At the same time, Cellular Dynamics International, the company started in 2004 by acclaimed UW-Madison researcher James Thomson, held an initial offering of publicly traded stock, sold on the Nasdaq market under the symbol ICEL. It was the first IPO for a Madison company in six years, and it netted CDI $43 million.

“It has helped us execute on our strategy. It has been a very positive change,” said chief executive Bob Palay.

CDI has more than 100 employees and is building a lab in Novato, Calif., that will be its second site. Revenues doubled over the past year to $2.5 million for the quarter that ended Sept. 30, and Palay said the IPO helped accomplish that. “Absolutely, that was a factor in that kind of very rapid growth,” he said.

Palay said going public opened ownership of the company to small investors, in Wisconsin and elsewhere, and to large institutional investors.

“We believe that what CDI is doing is unprecedented. We manufacture human cells to specification. That has very positive implications for medical research,” he said.

Tycho Peterson, senior analyst with J.P. Morgan Chase & Co., which managed the offering, rated the stock as “overweight,” which means in the coming months, it is expected to perform better than the total average of stocks he watches in that market sector.
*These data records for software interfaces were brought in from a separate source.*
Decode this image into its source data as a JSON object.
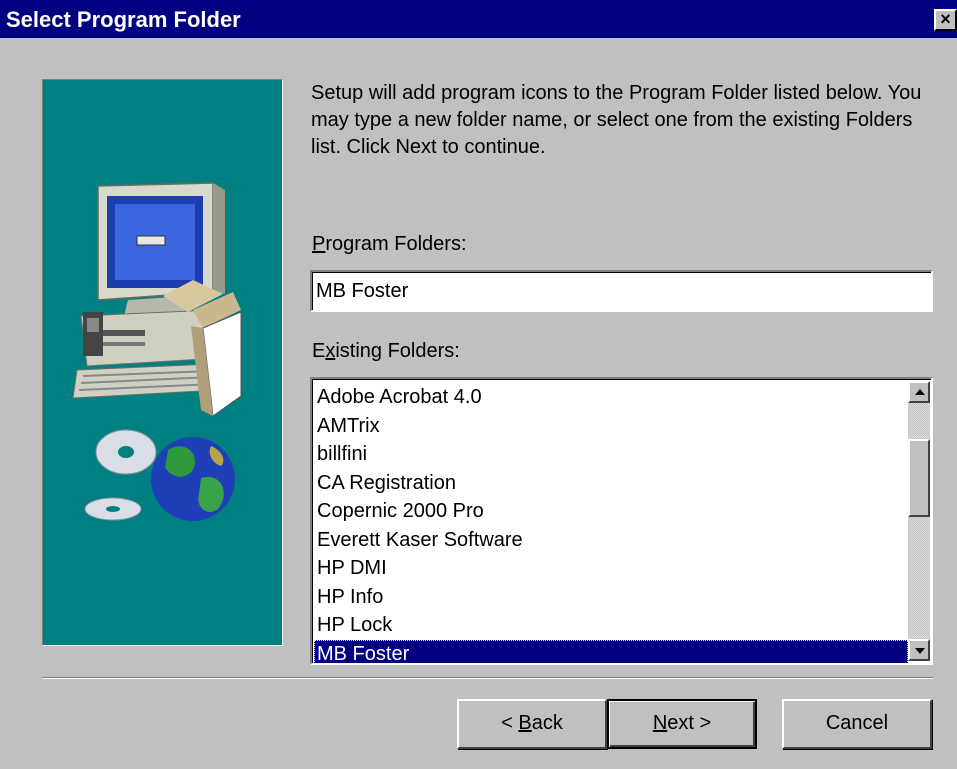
{
  "window": {
    "title": "Select Program Folder",
    "close_glyph": "×"
  },
  "description": "Setup will add program icons to the Program Folder listed below.  You may type a new folder name, or select one from the existing Folders list.  Click Next to continue.",
  "program_folders": {
    "label_mnemonic": "P",
    "label_rest": "rogram Folders:",
    "value": "MB Foster"
  },
  "existing_folders": {
    "label_first": "E",
    "label_mnemonic": "x",
    "label_rest": "isting Folders:",
    "items": [
      "Adobe Acrobat 4.0",
      "AMTrix",
      "billfini",
      "CA Registration",
      "Copernic 2000 Pro",
      "Everett Kaser Software",
      "HP DMI",
      "HP Info",
      "HP Lock",
      "MB Foster"
    ],
    "selected": "MB Foster"
  },
  "buttons": {
    "back_prefix": "< ",
    "back_mnemonic": "B",
    "back_rest": "ack",
    "next_mnemonic": "N",
    "next_rest": "ext >",
    "cancel": "Cancel"
  },
  "icons": {
    "art": "setup-computer-globe-illustration",
    "close": "close-icon",
    "scroll_up": "scroll-up-arrow-icon",
    "scroll_down": "scroll-down-arrow-icon"
  },
  "colors": {
    "titlebar": "#000080",
    "dialog": "#c0c0c0",
    "art_background": "#008080",
    "selection": "#000080"
  }
}
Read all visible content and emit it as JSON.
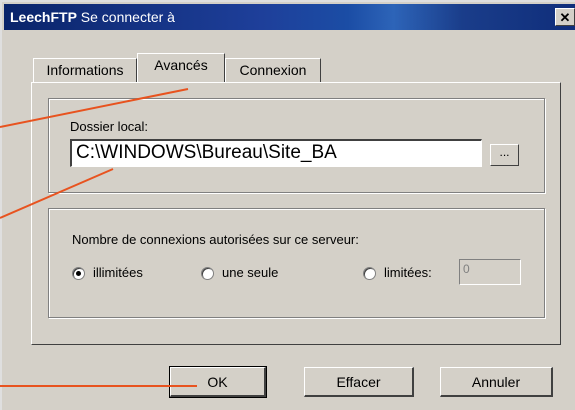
{
  "window": {
    "title_app": "LeechFTP",
    "title_text": "Se connecter à",
    "close_glyph": "✕"
  },
  "tabs": [
    {
      "label": "Informations",
      "active": false
    },
    {
      "label": "Avancés",
      "active": true
    },
    {
      "label": "Connexion",
      "active": false
    }
  ],
  "local_folder": {
    "label": "Dossier local:",
    "value": "C:\\WINDOWS\\Bureau\\Site_BA",
    "browse_label": "..."
  },
  "connections": {
    "label": "Nombre de connexions autorisées sur ce serveur:",
    "options": [
      {
        "label": "illimitées",
        "checked": true
      },
      {
        "label": "une seule",
        "checked": false
      },
      {
        "label": "limitées:",
        "checked": false
      }
    ],
    "limit_value": "0"
  },
  "buttons": {
    "ok": "OK",
    "clear": "Effacer",
    "cancel": "Annuler"
  },
  "colors": {
    "callout_line": "#e8531f",
    "dialog_face": "#d4d0c8"
  }
}
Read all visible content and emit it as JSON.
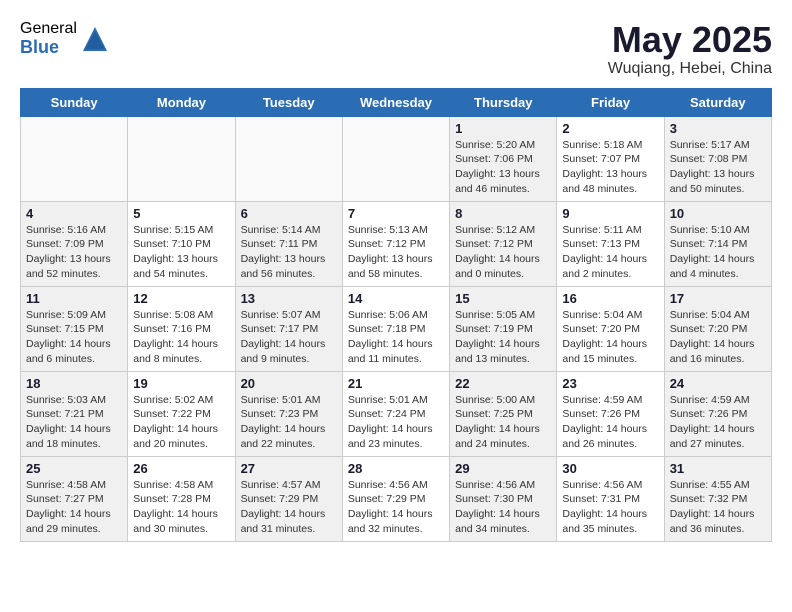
{
  "header": {
    "logo_general": "General",
    "logo_blue": "Blue",
    "month_title": "May 2025",
    "location": "Wuqiang, Hebei, China"
  },
  "weekdays": [
    "Sunday",
    "Monday",
    "Tuesday",
    "Wednesday",
    "Thursday",
    "Friday",
    "Saturday"
  ],
  "weeks": [
    [
      {
        "day": "",
        "info": ""
      },
      {
        "day": "",
        "info": ""
      },
      {
        "day": "",
        "info": ""
      },
      {
        "day": "",
        "info": ""
      },
      {
        "day": "1",
        "info": "Sunrise: 5:20 AM\nSunset: 7:06 PM\nDaylight: 13 hours\nand 46 minutes."
      },
      {
        "day": "2",
        "info": "Sunrise: 5:18 AM\nSunset: 7:07 PM\nDaylight: 13 hours\nand 48 minutes."
      },
      {
        "day": "3",
        "info": "Sunrise: 5:17 AM\nSunset: 7:08 PM\nDaylight: 13 hours\nand 50 minutes."
      }
    ],
    [
      {
        "day": "4",
        "info": "Sunrise: 5:16 AM\nSunset: 7:09 PM\nDaylight: 13 hours\nand 52 minutes."
      },
      {
        "day": "5",
        "info": "Sunrise: 5:15 AM\nSunset: 7:10 PM\nDaylight: 13 hours\nand 54 minutes."
      },
      {
        "day": "6",
        "info": "Sunrise: 5:14 AM\nSunset: 7:11 PM\nDaylight: 13 hours\nand 56 minutes."
      },
      {
        "day": "7",
        "info": "Sunrise: 5:13 AM\nSunset: 7:12 PM\nDaylight: 13 hours\nand 58 minutes."
      },
      {
        "day": "8",
        "info": "Sunrise: 5:12 AM\nSunset: 7:12 PM\nDaylight: 14 hours\nand 0 minutes."
      },
      {
        "day": "9",
        "info": "Sunrise: 5:11 AM\nSunset: 7:13 PM\nDaylight: 14 hours\nand 2 minutes."
      },
      {
        "day": "10",
        "info": "Sunrise: 5:10 AM\nSunset: 7:14 PM\nDaylight: 14 hours\nand 4 minutes."
      }
    ],
    [
      {
        "day": "11",
        "info": "Sunrise: 5:09 AM\nSunset: 7:15 PM\nDaylight: 14 hours\nand 6 minutes."
      },
      {
        "day": "12",
        "info": "Sunrise: 5:08 AM\nSunset: 7:16 PM\nDaylight: 14 hours\nand 8 minutes."
      },
      {
        "day": "13",
        "info": "Sunrise: 5:07 AM\nSunset: 7:17 PM\nDaylight: 14 hours\nand 9 minutes."
      },
      {
        "day": "14",
        "info": "Sunrise: 5:06 AM\nSunset: 7:18 PM\nDaylight: 14 hours\nand 11 minutes."
      },
      {
        "day": "15",
        "info": "Sunrise: 5:05 AM\nSunset: 7:19 PM\nDaylight: 14 hours\nand 13 minutes."
      },
      {
        "day": "16",
        "info": "Sunrise: 5:04 AM\nSunset: 7:20 PM\nDaylight: 14 hours\nand 15 minutes."
      },
      {
        "day": "17",
        "info": "Sunrise: 5:04 AM\nSunset: 7:20 PM\nDaylight: 14 hours\nand 16 minutes."
      }
    ],
    [
      {
        "day": "18",
        "info": "Sunrise: 5:03 AM\nSunset: 7:21 PM\nDaylight: 14 hours\nand 18 minutes."
      },
      {
        "day": "19",
        "info": "Sunrise: 5:02 AM\nSunset: 7:22 PM\nDaylight: 14 hours\nand 20 minutes."
      },
      {
        "day": "20",
        "info": "Sunrise: 5:01 AM\nSunset: 7:23 PM\nDaylight: 14 hours\nand 22 minutes."
      },
      {
        "day": "21",
        "info": "Sunrise: 5:01 AM\nSunset: 7:24 PM\nDaylight: 14 hours\nand 23 minutes."
      },
      {
        "day": "22",
        "info": "Sunrise: 5:00 AM\nSunset: 7:25 PM\nDaylight: 14 hours\nand 24 minutes."
      },
      {
        "day": "23",
        "info": "Sunrise: 4:59 AM\nSunset: 7:26 PM\nDaylight: 14 hours\nand 26 minutes."
      },
      {
        "day": "24",
        "info": "Sunrise: 4:59 AM\nSunset: 7:26 PM\nDaylight: 14 hours\nand 27 minutes."
      }
    ],
    [
      {
        "day": "25",
        "info": "Sunrise: 4:58 AM\nSunset: 7:27 PM\nDaylight: 14 hours\nand 29 minutes."
      },
      {
        "day": "26",
        "info": "Sunrise: 4:58 AM\nSunset: 7:28 PM\nDaylight: 14 hours\nand 30 minutes."
      },
      {
        "day": "27",
        "info": "Sunrise: 4:57 AM\nSunset: 7:29 PM\nDaylight: 14 hours\nand 31 minutes."
      },
      {
        "day": "28",
        "info": "Sunrise: 4:56 AM\nSunset: 7:29 PM\nDaylight: 14 hours\nand 32 minutes."
      },
      {
        "day": "29",
        "info": "Sunrise: 4:56 AM\nSunset: 7:30 PM\nDaylight: 14 hours\nand 34 minutes."
      },
      {
        "day": "30",
        "info": "Sunrise: 4:56 AM\nSunset: 7:31 PM\nDaylight: 14 hours\nand 35 minutes."
      },
      {
        "day": "31",
        "info": "Sunrise: 4:55 AM\nSunset: 7:32 PM\nDaylight: 14 hours\nand 36 minutes."
      }
    ]
  ]
}
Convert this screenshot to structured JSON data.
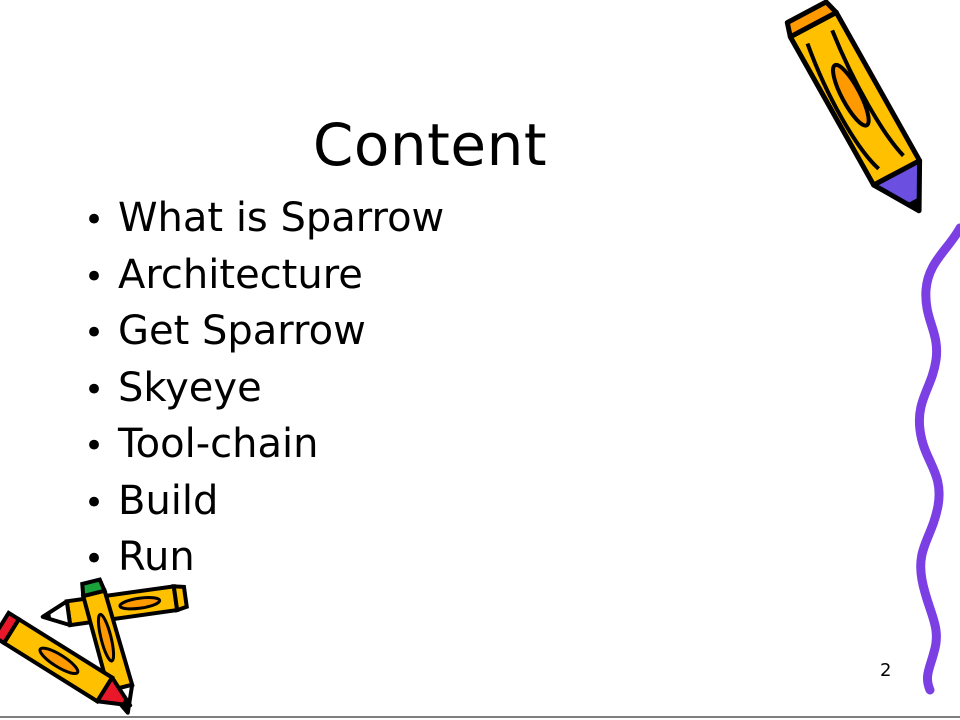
{
  "slide": {
    "title": "Content",
    "bullet_glyph": "•",
    "bullets": [
      {
        "label": "What is Sparrow"
      },
      {
        "label": "Architecture"
      },
      {
        "label": "Get Sparrow"
      },
      {
        "label": "Skyeye"
      },
      {
        "label": "Tool-chain"
      },
      {
        "label": "Build"
      },
      {
        "label": "Run"
      }
    ],
    "page_number": "2"
  },
  "decorations": {
    "top_right": "pencil-icon",
    "right_edge": "squiggle-line",
    "bottom_left": "pencils-cluster-icon",
    "colors": {
      "pencil_body": "#ffc000",
      "pencil_stripe": "#ff9900",
      "pencil_tip_blue": "#6b4fe0",
      "pencil_red": "#e8182a",
      "pencil_green": "#1aa33a",
      "squiggle": "#7b3fe4",
      "outline": "#000000"
    }
  }
}
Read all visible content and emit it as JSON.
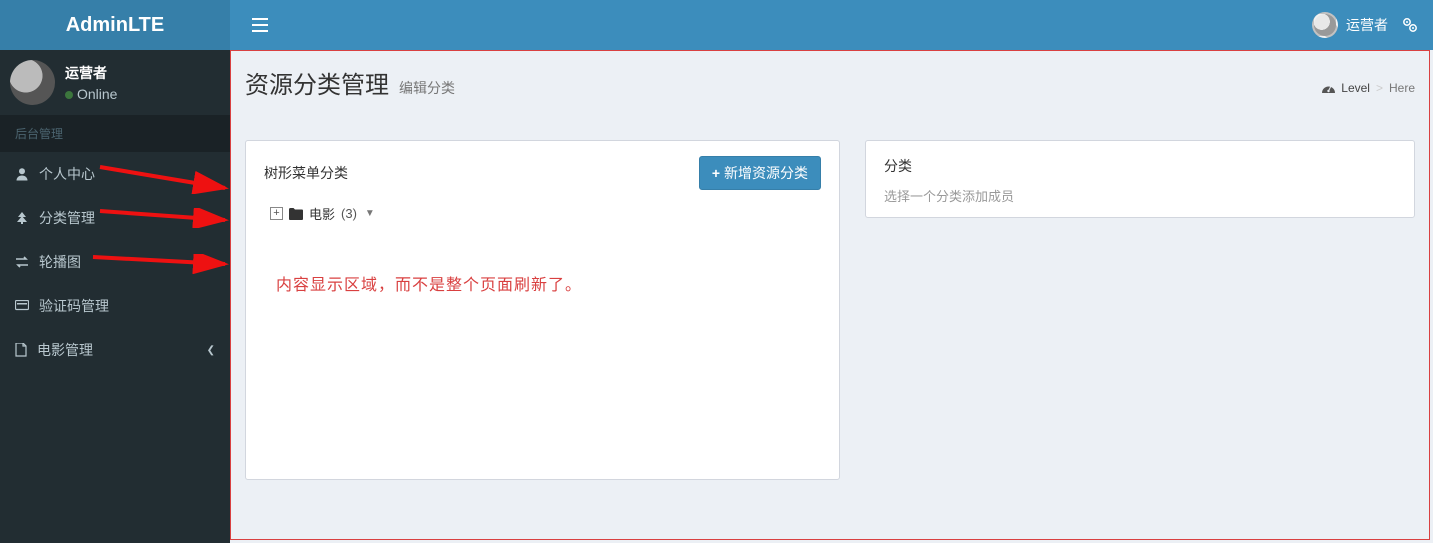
{
  "logo": "AdminLTE",
  "header": {
    "username": "运营者"
  },
  "sidebar": {
    "user": {
      "name": "运营者",
      "status": "Online"
    },
    "section_header": "后台管理",
    "items": [
      {
        "label": "个人中心"
      },
      {
        "label": "分类管理"
      },
      {
        "label": "轮播图"
      },
      {
        "label": "验证码管理"
      },
      {
        "label": "电影管理",
        "has_children": true
      }
    ]
  },
  "page": {
    "title": "资源分类管理",
    "subtitle": "编辑分类",
    "breadcrumb": {
      "level": "Level",
      "here": "Here"
    }
  },
  "left_box": {
    "title": "树形菜单分类",
    "add_button": "新增资源分类",
    "tree": {
      "root_label": "电影",
      "count": "(3)"
    },
    "annotation": "内容显示区域，而不是整个页面刷新了。"
  },
  "right_box": {
    "title": "分类",
    "hint": "选择一个分类添加成员"
  }
}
In a Nov. 13 note, Peterson raised his 12-month price target from $18 to $20. The stock closed Wednesday at $17.47 a share.

“They are targeting a number of large and unpenetrated markets,” including research, stem-cell banking, and, eventually, therapeutics, Peterson said, in an interview. He said CDI could also branch out into other areas, such as testing for compatible organ transplants someday.

“They’re the first ones to really industrialize stem-cell production and do it in a very high-quality manner,” he said.

Public company changes

Several other publicly traded Madison-area companies were also in the news this year:

Anchor BanCorp Wisconsin ended its five-year struggle to regain its financial footing by going through a prepackaged Chapter 11 bankruptcy filing and emerging with most of its big debts settled, thanks to a $175 million capitalization from new investors. Previous stock in Anchor, parent of Madison-based AnchorBank, was eliminated as part of the deal, but in late December, the bank filed a registration statement with federal regulators seeking to re-establish shares for public trading on the Nasdaq market.

Sears Holdings Corp. filed papers with the Securities and Exchange Commission to split off Lands’ End. It would be the first time the Dodgeville clothing retailer would return to an autonomous, publicly traded company since 2002, when Hoffman Estates, Ill.,-based Sears bought Lands’ End for $1.9 billion.

Spectrum Brands Holdings moved to Middleton, leaving behind the West Side buildings it has occupied along the Beltline since 1965 and 1985. The consumer products company’s roots in Madison — tied to Rayovac batteries — date back to 1906.